It is alleged that rather than making the investments, Brown used clients' money to fund a lavish lifestyle including private jet, yacht, chauffeur-driven Range Rover and a second flat in Mayfair.
He is being tried in his absence on a string of charges which are alleged to have taken place between February 9, 2005 and April 17, 2006.
Mr Edwards gave evidence to Southwark Crown Court last Tuesday (November 11) and detailed his first meetings with Brown.
He said: "He said he had been in bond trading for a number of years and had experience.
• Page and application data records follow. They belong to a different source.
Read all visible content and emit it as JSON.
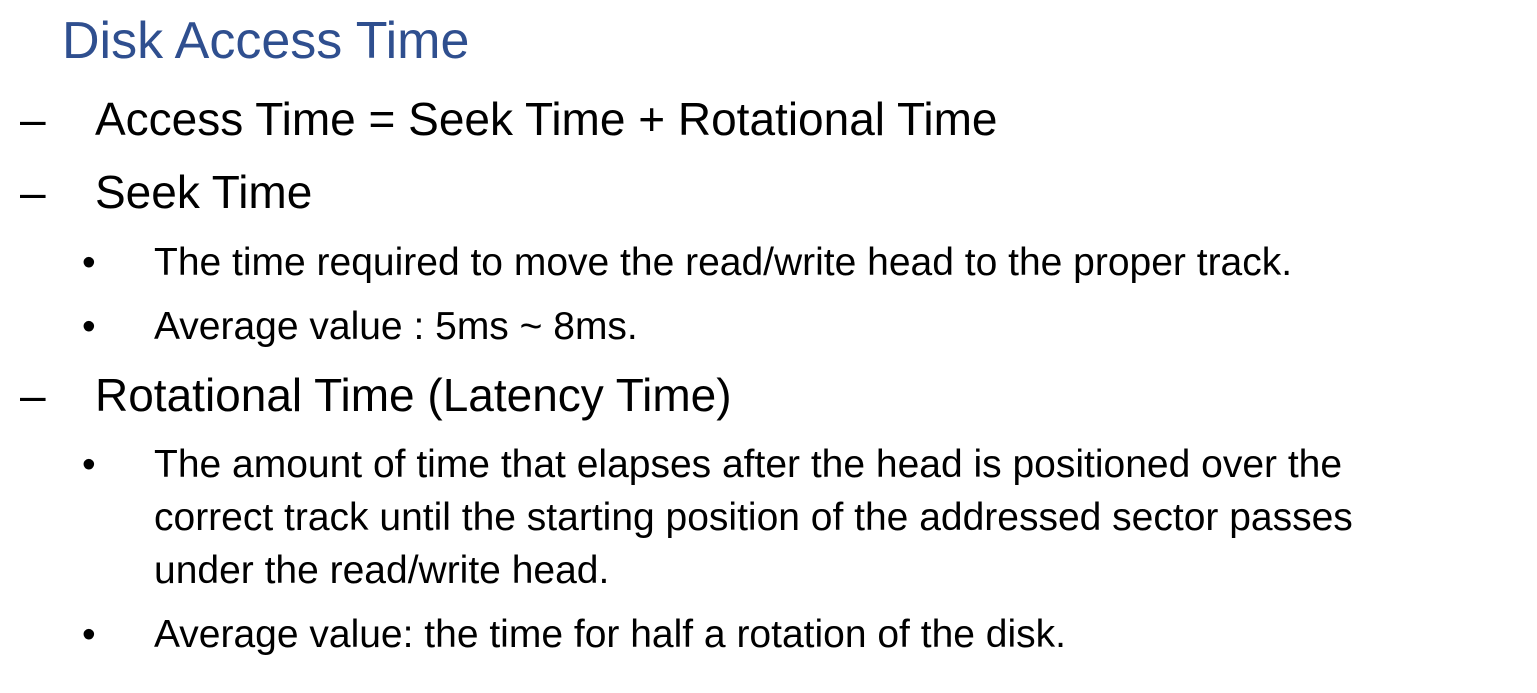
{
  "slide": {
    "title": "Disk Access Time",
    "title_color": "#2f4f8f",
    "items": [
      {
        "marker": "–",
        "text": "Access Time =  Seek Time + Rotational Time"
      },
      {
        "marker": "–",
        "text": "Seek Time"
      },
      {
        "marker": "•",
        "text": "The time required to move the read/write head to the proper track."
      },
      {
        "marker": "•",
        "text": "Average value : 5ms ~ 8ms."
      },
      {
        "marker": "–",
        "text": "Rotational Time (Latency Time)"
      },
      {
        "marker": "•",
        "text": "The amount of time that elapses after the head is positioned over the\ncorrect track until the starting position of the addressed sector passes\nunder the read/write head."
      },
      {
        "marker": "•",
        "text": "Average value: the time for half a rotation of the disk."
      }
    ]
  }
}
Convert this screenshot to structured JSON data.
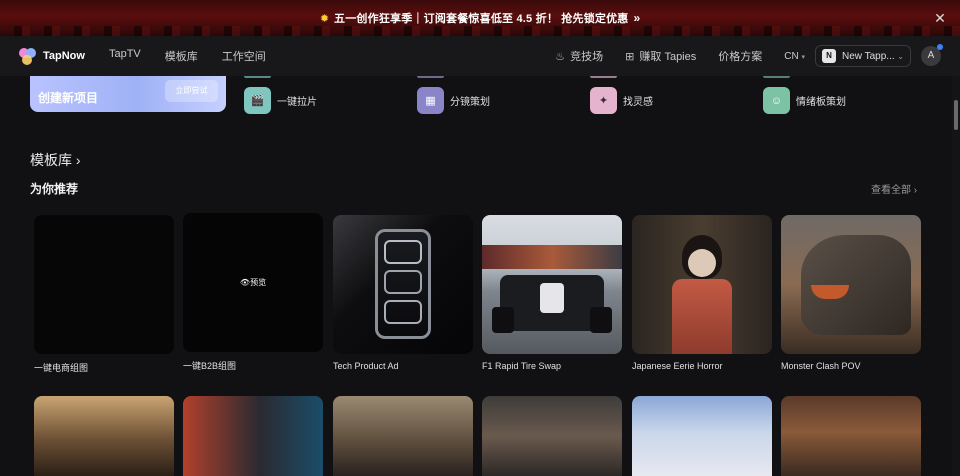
{
  "promo_banner": {
    "text": "五一创作狂享季｜订阅套餐惊喜低至 4.5 折！ 抢先锁定优惠",
    "sun_icon": "sun-icon",
    "arrow": "»",
    "close": "✕"
  },
  "nav": {
    "logo_text": "TapNow",
    "links": [
      "TapTV",
      "模板库",
      "工作空间"
    ],
    "arena": "竞技场",
    "earn": "赚取 Tapies",
    "pricing": "价格方案",
    "lang": "CN",
    "team_badge": "N",
    "team_name": "New Tapp...",
    "avatar": "A"
  },
  "quick_create": {
    "title": "创建新项目",
    "button": "立即尝试"
  },
  "tools": [
    {
      "label": "一键拉片",
      "icon": "clapper-icon",
      "color": "#7fc6c0"
    },
    {
      "label": "分镜策划",
      "icon": "grid-icon",
      "color": "#8a84c9"
    },
    {
      "label": "找灵感",
      "icon": "sparkle-icon",
      "color": "#e6b3cf"
    },
    {
      "label": "情绪板策划",
      "icon": "smile-icon",
      "color": "#7cc3a6"
    }
  ],
  "library": {
    "title": "模板库 ›",
    "section": "为你推荐",
    "view_all": "查看全部 ›",
    "preview_label": "👁预览",
    "cards": [
      {
        "label": "一键电商组图"
      },
      {
        "label": "一键B2B组图"
      },
      {
        "label": "Tech Product Ad"
      },
      {
        "label": "F1 Rapid Tire Swap"
      },
      {
        "label": "Japanese Eerie Horror"
      },
      {
        "label": "Monster Clash POV"
      }
    ]
  }
}
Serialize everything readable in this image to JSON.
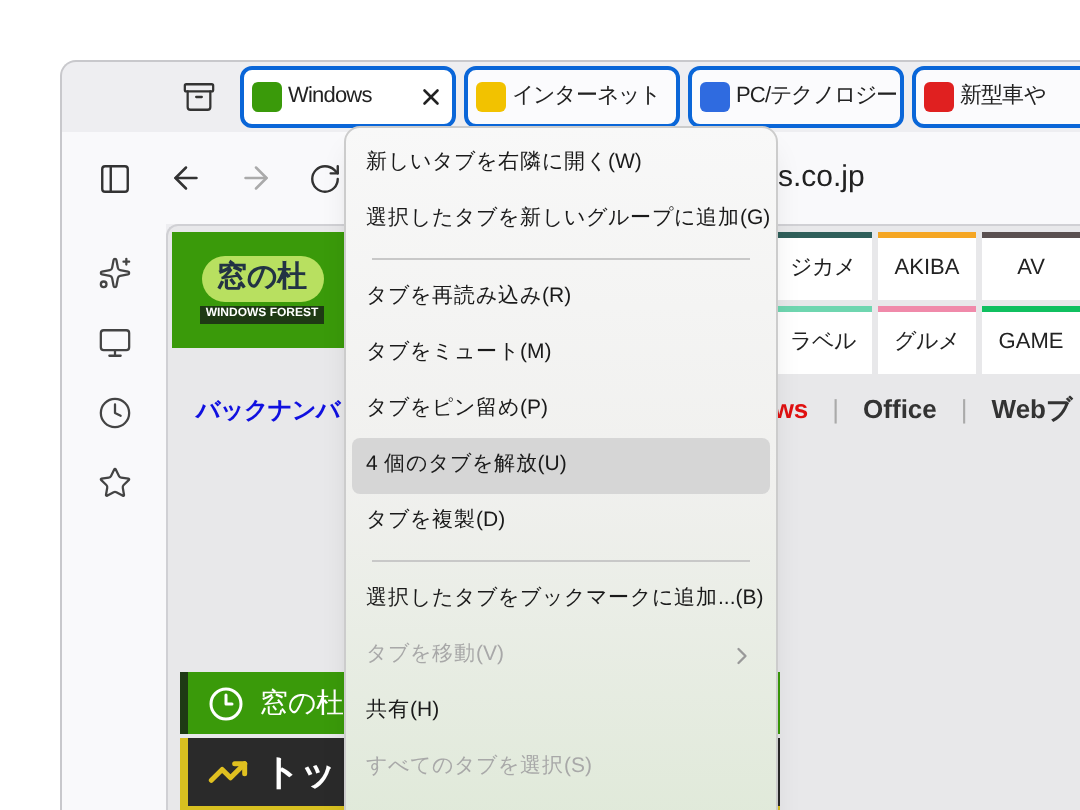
{
  "tabs": [
    {
      "title": "Windows",
      "color": "#3a9a0a",
      "selected": true,
      "active": true
    },
    {
      "title": "インターネット",
      "color": "#f2c200",
      "selected": true,
      "active": false
    },
    {
      "title": "PC/テクノロジー",
      "color": "#2f6be0",
      "selected": true,
      "active": false
    },
    {
      "title": "新型車や",
      "color": "#e02020",
      "selected": true,
      "active": false
    }
  ],
  "address": "s.co.jp",
  "page": {
    "logo": {
      "title": "窓の杜",
      "subtitle": "WINDOWS FOREST"
    },
    "categories": [
      {
        "label": "ジカメ",
        "color": "#2f5f5a"
      },
      {
        "label": "AKIBA",
        "color": "#f5a623"
      },
      {
        "label": "AV",
        "color": "#5a5050"
      },
      {
        "label": "ラベル",
        "color": "#6fd6b0"
      },
      {
        "label": "グルメ",
        "color": "#f08aaa"
      },
      {
        "label": "GAME",
        "color": "#10c060"
      }
    ],
    "backnumber": "バックナンバ",
    "nav": [
      {
        "label": "ws",
        "kind": "highlight"
      },
      {
        "label": "|",
        "kind": "divider"
      },
      {
        "label": "Office",
        "kind": "link"
      },
      {
        "label": "|",
        "kind": "divider"
      },
      {
        "label": "Webブ",
        "kind": "link"
      }
    ],
    "banner": "窓の杜",
    "ranking": "トッ"
  },
  "menu": [
    {
      "kind": "item",
      "label": "新しいタブを右隣に開く(W)",
      "disabled": false,
      "selected": false
    },
    {
      "kind": "item",
      "label": "選択したタブを新しいグループに追加(G)",
      "disabled": false,
      "selected": false
    },
    {
      "kind": "separator"
    },
    {
      "kind": "item",
      "label": "タブを再読み込み(R)",
      "disabled": false,
      "selected": false
    },
    {
      "kind": "item",
      "label": "タブをミュート(M)",
      "disabled": false,
      "selected": false
    },
    {
      "kind": "item",
      "label": "タブをピン留め(P)",
      "disabled": false,
      "selected": false
    },
    {
      "kind": "item",
      "label": "4 個のタブを解放(U)",
      "disabled": false,
      "selected": true
    },
    {
      "kind": "item",
      "label": "タブを複製(D)",
      "disabled": false,
      "selected": false
    },
    {
      "kind": "separator"
    },
    {
      "kind": "item",
      "label": "選択したタブをブックマークに追加...(B)",
      "disabled": false,
      "selected": false
    },
    {
      "kind": "submenu",
      "label": "タブを移動(V)",
      "disabled": true,
      "selected": false
    },
    {
      "kind": "item",
      "label": "共有(H)",
      "disabled": false,
      "selected": false
    },
    {
      "kind": "item",
      "label": "すべてのタブを選択(S)",
      "disabled": true,
      "selected": false
    }
  ]
}
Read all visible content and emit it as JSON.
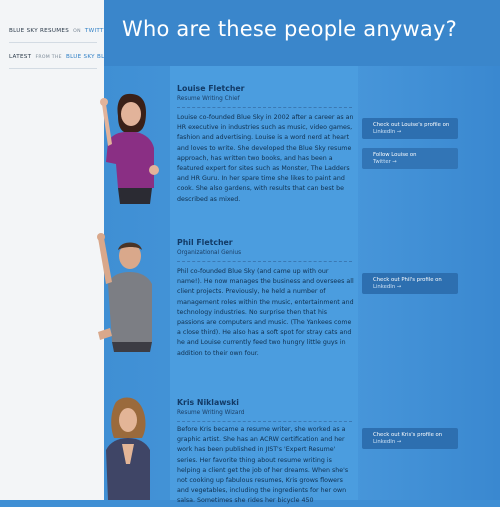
{
  "sidebar": {
    "link1": {
      "a": "Blue Sky Resumes",
      "b": "on",
      "c": "Twitter"
    },
    "link2": {
      "a": "Latest",
      "b": "from the",
      "c": "Blue Sky Blog"
    }
  },
  "header": {
    "title": "Who are these people anyway?"
  },
  "people": [
    {
      "name": "Louise Fletcher",
      "role": "Resume Writing Chief",
      "bio": "Louise co-founded Blue Sky in 2002 after a career as an HR executive in industries such as music, video games, fashion and advertising. Louise is a word nerd at heart and loves to write. She developed the Blue Sky resume approach, has written two books, and has been a featured expert for sites such as Monster, The Ladders and HR Guru. In her spare time she likes to paint and cook. She also gardens, with results that can best be described as mixed.",
      "buttons": [
        {
          "title": "Check out Louise's profile on",
          "sub": "LinkedIn →"
        },
        {
          "title": "Follow Louise on",
          "sub": "Twitter →"
        }
      ]
    },
    {
      "name": "Phil Fletcher",
      "role": "Organizational Genius",
      "bio": "Phil co-founded Blue Sky (and came up with our name!). He now manages the business and oversees all client projects. Previously, he held a number of management roles within the music, entertainment and technology industries. No surprise then that his passions are computers and music. (The Yankees come a close third). He also has a soft spot for stray cats and he and Louise currently feed two hungry little guys in addition to their own four.",
      "buttons": [
        {
          "title": "Check out Phil's profile on",
          "sub": "LinkedIn →"
        }
      ]
    },
    {
      "name": "Kris Niklawski",
      "role": "Resume Writing Wizard",
      "bio": "Before Kris became a resume writer, she worked as a graphic artist. She has an ACRW certification and her work has been published in JIST's 'Expert Resume' series. Her favorite thing about resume writing is helping a client get the job of her dreams. When she's not cooking up fabulous resumes, Kris grows flowers and vegetables, including the ingredients for her own salsa. Sometimes she rides her bicycle 450",
      "buttons": [
        {
          "title": "Check out Kris's profile on",
          "sub": "LinkedIn →"
        }
      ]
    }
  ],
  "colors": {
    "accent": "#3a86cb",
    "button": "#2d6fb0",
    "name": "#123a66"
  }
}
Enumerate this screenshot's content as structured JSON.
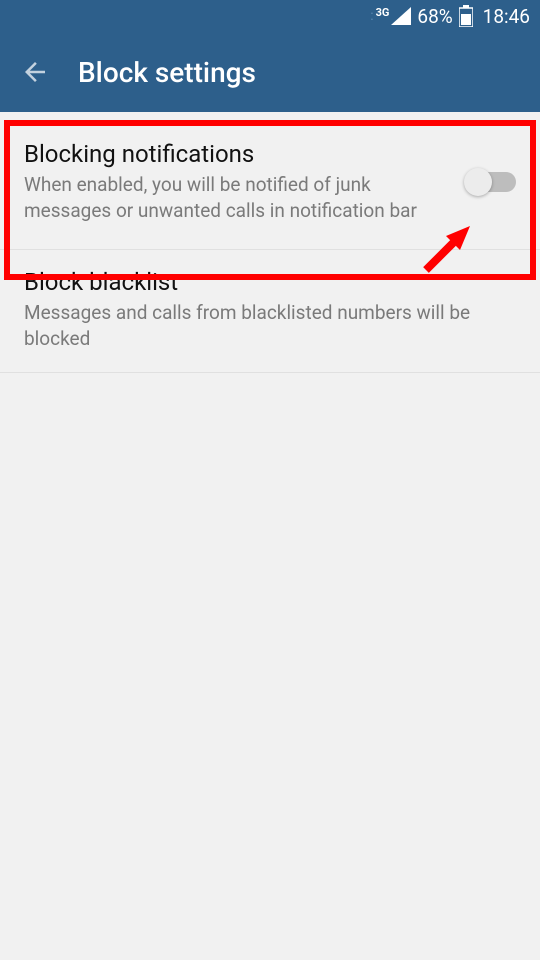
{
  "statusbar": {
    "network": "3G",
    "battery": "68%",
    "time": "18:46"
  },
  "appbar": {
    "title": "Block settings"
  },
  "settings": [
    {
      "title": "Blocking notifications",
      "desc": "When enabled, you will be notified of junk messages or unwanted calls in notification bar",
      "toggle": false
    },
    {
      "title": "Block blacklist",
      "desc": "Messages and calls from blacklisted numbers will be blocked"
    }
  ]
}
He said he had a number of bonds that he ran and showed us paperwork which showed that they were successful."
Mr Edwards told jurors he was convinced by the alleged fraudster and signed the contract, later transferring $10million to an account which he believed was in his own name.
A few months later, when he received a bank statement from Brown which showed his investment had grown, he invested more.
On Thursday an Australian banker who worked for Brown for a short time in 2005 said he saw no proof that Brown had done any bond trading on behalf of his clients.
Mark Ellis, who worked at Brown's Mayfair offices between April and October 2005, told the court he couldn't say with any "surety" that Brown had done any dealing. The case continues.